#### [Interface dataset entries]
=======
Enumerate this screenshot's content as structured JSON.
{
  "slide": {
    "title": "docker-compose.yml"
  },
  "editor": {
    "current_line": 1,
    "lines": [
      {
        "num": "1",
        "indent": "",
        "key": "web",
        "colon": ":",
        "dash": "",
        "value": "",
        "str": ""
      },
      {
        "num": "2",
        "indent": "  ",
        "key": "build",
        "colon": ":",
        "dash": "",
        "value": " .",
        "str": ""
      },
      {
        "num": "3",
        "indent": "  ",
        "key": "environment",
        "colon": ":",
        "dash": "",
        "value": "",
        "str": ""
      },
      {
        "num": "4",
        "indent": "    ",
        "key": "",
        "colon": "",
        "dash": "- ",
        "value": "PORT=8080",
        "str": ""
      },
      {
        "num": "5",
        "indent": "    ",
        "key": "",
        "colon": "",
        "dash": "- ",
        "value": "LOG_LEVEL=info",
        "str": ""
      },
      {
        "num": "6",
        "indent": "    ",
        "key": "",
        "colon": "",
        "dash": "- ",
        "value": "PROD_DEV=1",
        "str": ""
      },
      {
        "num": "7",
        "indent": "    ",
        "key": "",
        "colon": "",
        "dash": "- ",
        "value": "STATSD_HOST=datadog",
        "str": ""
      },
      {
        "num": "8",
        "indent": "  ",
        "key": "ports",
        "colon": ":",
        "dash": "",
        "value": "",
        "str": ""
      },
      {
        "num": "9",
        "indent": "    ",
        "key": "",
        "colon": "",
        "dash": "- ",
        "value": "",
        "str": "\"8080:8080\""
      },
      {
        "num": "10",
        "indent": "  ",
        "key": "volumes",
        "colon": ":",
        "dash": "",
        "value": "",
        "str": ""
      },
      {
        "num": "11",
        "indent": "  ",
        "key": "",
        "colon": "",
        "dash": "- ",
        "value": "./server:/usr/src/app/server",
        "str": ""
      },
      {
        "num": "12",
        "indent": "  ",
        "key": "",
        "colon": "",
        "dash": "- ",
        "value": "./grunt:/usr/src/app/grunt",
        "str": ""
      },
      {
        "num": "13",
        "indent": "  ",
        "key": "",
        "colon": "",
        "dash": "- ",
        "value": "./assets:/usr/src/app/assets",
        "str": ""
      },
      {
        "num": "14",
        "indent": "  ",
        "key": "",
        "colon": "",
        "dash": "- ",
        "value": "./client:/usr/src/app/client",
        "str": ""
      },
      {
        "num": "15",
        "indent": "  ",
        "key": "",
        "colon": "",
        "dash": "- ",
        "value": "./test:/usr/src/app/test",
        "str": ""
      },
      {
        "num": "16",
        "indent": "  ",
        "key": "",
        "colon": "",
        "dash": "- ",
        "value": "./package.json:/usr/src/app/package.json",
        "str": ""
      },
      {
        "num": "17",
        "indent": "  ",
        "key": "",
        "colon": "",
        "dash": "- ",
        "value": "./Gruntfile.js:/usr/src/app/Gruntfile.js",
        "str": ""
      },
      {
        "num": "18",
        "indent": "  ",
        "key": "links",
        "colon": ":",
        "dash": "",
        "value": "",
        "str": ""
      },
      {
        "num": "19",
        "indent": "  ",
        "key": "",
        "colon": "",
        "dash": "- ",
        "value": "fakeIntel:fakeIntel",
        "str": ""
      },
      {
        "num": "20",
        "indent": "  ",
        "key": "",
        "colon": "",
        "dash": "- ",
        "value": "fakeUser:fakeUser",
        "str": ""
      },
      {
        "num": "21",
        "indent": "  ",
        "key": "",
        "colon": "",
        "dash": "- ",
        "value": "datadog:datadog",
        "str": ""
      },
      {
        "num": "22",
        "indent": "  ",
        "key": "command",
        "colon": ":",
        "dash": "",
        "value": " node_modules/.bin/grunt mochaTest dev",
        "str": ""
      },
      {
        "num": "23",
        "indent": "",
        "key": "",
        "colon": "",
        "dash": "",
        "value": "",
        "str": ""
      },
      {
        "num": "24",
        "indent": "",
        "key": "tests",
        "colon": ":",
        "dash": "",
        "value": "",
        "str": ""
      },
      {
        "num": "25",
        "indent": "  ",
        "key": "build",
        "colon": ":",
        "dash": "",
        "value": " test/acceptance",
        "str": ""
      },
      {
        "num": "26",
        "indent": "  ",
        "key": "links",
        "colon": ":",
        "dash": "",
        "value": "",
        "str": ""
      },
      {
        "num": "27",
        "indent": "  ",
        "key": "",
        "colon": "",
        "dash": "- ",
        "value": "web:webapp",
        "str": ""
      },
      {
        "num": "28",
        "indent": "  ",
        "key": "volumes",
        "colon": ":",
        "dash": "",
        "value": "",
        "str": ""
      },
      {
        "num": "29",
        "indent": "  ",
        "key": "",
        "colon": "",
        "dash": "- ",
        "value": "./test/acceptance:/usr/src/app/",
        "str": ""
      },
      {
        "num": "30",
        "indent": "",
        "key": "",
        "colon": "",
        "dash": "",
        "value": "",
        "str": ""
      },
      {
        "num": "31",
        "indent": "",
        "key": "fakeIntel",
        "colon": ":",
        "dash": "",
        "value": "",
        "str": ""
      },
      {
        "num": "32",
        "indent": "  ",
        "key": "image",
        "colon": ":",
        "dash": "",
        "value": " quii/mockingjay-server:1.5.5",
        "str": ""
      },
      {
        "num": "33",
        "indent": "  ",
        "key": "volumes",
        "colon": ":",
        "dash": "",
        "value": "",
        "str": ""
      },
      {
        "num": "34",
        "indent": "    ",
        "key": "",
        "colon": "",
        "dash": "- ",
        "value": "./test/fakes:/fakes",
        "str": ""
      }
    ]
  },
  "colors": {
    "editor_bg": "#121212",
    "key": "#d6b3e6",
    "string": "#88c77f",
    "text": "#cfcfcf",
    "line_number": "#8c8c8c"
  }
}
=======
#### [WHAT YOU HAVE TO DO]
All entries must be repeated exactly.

#### [ANSWER]
Enumerate this screenshot's content as structured JSON.
{
  "slide": {
    "title": "docker-compose.yml"
  },
  "editor": {
    "current_line": 1,
    "lines": [
      {
        "num": "1",
        "indent": "",
        "key": "web",
        "colon": ":",
        "dash": "",
        "value": "",
        "str": ""
      },
      {
        "num": "2",
        "indent": "  ",
        "key": "build",
        "colon": ":",
        "dash": "",
        "value": " .",
        "str": ""
      },
      {
        "num": "3",
        "indent": "  ",
        "key": "environment",
        "colon": ":",
        "dash": "",
        "value": "",
        "str": ""
      },
      {
        "num": "4",
        "indent": "    ",
        "key": "",
        "colon": "",
        "dash": "- ",
        "value": "PORT=8080",
        "str": ""
      },
      {
        "num": "5",
        "indent": "    ",
        "key": "",
        "colon": "",
        "dash": "- ",
        "value": "LOG_LEVEL=info",
        "str": ""
      },
      {
        "num": "6",
        "indent": "    ",
        "key": "",
        "colon": "",
        "dash": "- ",
        "value": "PROD_DEV=1",
        "str": ""
      },
      {
        "num": "7",
        "indent": "    ",
        "key": "",
        "colon": "",
        "dash": "- ",
        "value": "STATSD_HOST=datadog",
        "str": ""
      },
      {
        "num": "8",
        "indent": "  ",
        "key": "ports",
        "colon": ":",
        "dash": "",
        "value": "",
        "str": ""
      },
      {
        "num": "9",
        "indent": "    ",
        "key": "",
        "colon": "",
        "dash": "- ",
        "value": "",
        "str": "\"8080:8080\""
      },
      {
        "num": "10",
        "indent": "  ",
        "key": "volumes",
        "colon": ":",
        "dash": "",
        "value": "",
        "str": ""
      },
      {
        "num": "11",
        "indent": "  ",
        "key": "",
        "colon": "",
        "dash": "- ",
        "value": "./server:/usr/src/app/server",
        "str": ""
      },
      {
        "num": "12",
        "indent": "  ",
        "key": "",
        "colon": "",
        "dash": "- ",
        "value": "./grunt:/usr/src/app/grunt",
        "str": ""
      },
      {
        "num": "13",
        "indent": "  ",
        "key": "",
        "colon": "",
        "dash": "- ",
        "value": "./assets:/usr/src/app/assets",
        "str": ""
      },
      {
        "num": "14",
        "indent": "  ",
        "key": "",
        "colon": "",
        "dash": "- ",
        "value": "./client:/usr/src/app/client",
        "str": ""
      },
      {
        "num": "15",
        "indent": "  ",
        "key": "",
        "colon": "",
        "dash": "- ",
        "value": "./test:/usr/src/app/test",
        "str": ""
      },
      {
        "num": "16",
        "indent": "  ",
        "key": "",
        "colon": "",
        "dash": "- ",
        "value": "./package.json:/usr/src/app/package.json",
        "str": ""
      },
      {
        "num": "17",
        "indent": "  ",
        "key": "",
        "colon": "",
        "dash": "- ",
        "value": "./Gruntfile.js:/usr/src/app/Gruntfile.js",
        "str": ""
      },
      {
        "num": "18",
        "indent": "  ",
        "key": "links",
        "colon": ":",
        "dash": "",
        "value": "",
        "str": ""
      },
      {
        "num": "19",
        "indent": "  ",
        "key": "",
        "colon": "",
        "dash": "- ",
        "value": "fakeIntel:fakeIntel",
        "str": ""
      },
      {
        "num": "20",
        "indent": "  ",
        "key": "",
        "colon": "",
        "dash": "- ",
        "value": "fakeUser:fakeUser",
        "str": ""
      },
      {
        "num": "21",
        "indent": "  ",
        "key": "",
        "colon": "",
        "dash": "- ",
        "value": "datadog:datadog",
        "str": ""
      },
      {
        "num": "22",
        "indent": "  ",
        "key": "command",
        "colon": ":",
        "dash": "",
        "value": " node_modules/.bin/grunt mochaTest dev",
        "str": ""
      },
      {
        "num": "23",
        "indent": "",
        "key": "",
        "colon": "",
        "dash": "",
        "value": "",
        "str": ""
      },
      {
        "num": "24",
        "indent": "",
        "key": "tests",
        "colon": ":",
        "dash": "",
        "value": "",
        "str": ""
      },
      {
        "num": "25",
        "indent": "  ",
        "key": "build",
        "colon": ":",
        "dash": "",
        "value": " test/acceptance",
        "str": ""
      },
      {
        "num": "26",
        "indent": "  ",
        "key": "links",
        "colon": ":",
        "dash": "",
        "value": "",
        "str": ""
      },
      {
        "num": "27",
        "indent": "  ",
        "key": "",
        "colon": "",
        "dash": "- ",
        "value": "web:webapp",
        "str": ""
      },
      {
        "num": "28",
        "indent": "  ",
        "key": "volumes",
        "colon": ":",
        "dash": "",
        "value": "",
        "str": ""
      },
      {
        "num": "29",
        "indent": "  ",
        "key": "",
        "colon": "",
        "dash": "- ",
        "value": "./test/acceptance:/usr/src/app/",
        "str": ""
      },
      {
        "num": "30",
        "indent": "",
        "key": "",
        "colon": "",
        "dash": "",
        "value": "",
        "str": ""
      },
      {
        "num": "31",
        "indent": "",
        "key": "fakeIntel",
        "colon": ":",
        "dash": "",
        "value": "",
        "str": ""
      },
      {
        "num": "32",
        "indent": "  ",
        "key": "image",
        "colon": ":",
        "dash": "",
        "value": " quii/mockingjay-server:1.5.5",
        "str": ""
      },
      {
        "num": "33",
        "indent": "  ",
        "key": "volumes",
        "colon": ":",
        "dash": "",
        "value": "",
        "str": ""
      },
      {
        "num": "34",
        "indent": "    ",
        "key": "",
        "colon": "",
        "dash": "- ",
        "value": "./test/fakes:/fakes",
        "str": ""
      }
    ]
  },
  "colors": {
    "editor_bg": "#121212",
    "key": "#d6b3e6",
    "string": "#88c77f",
    "text": "#cfcfcf",
    "line_number": "#8c8c8c"
  }
}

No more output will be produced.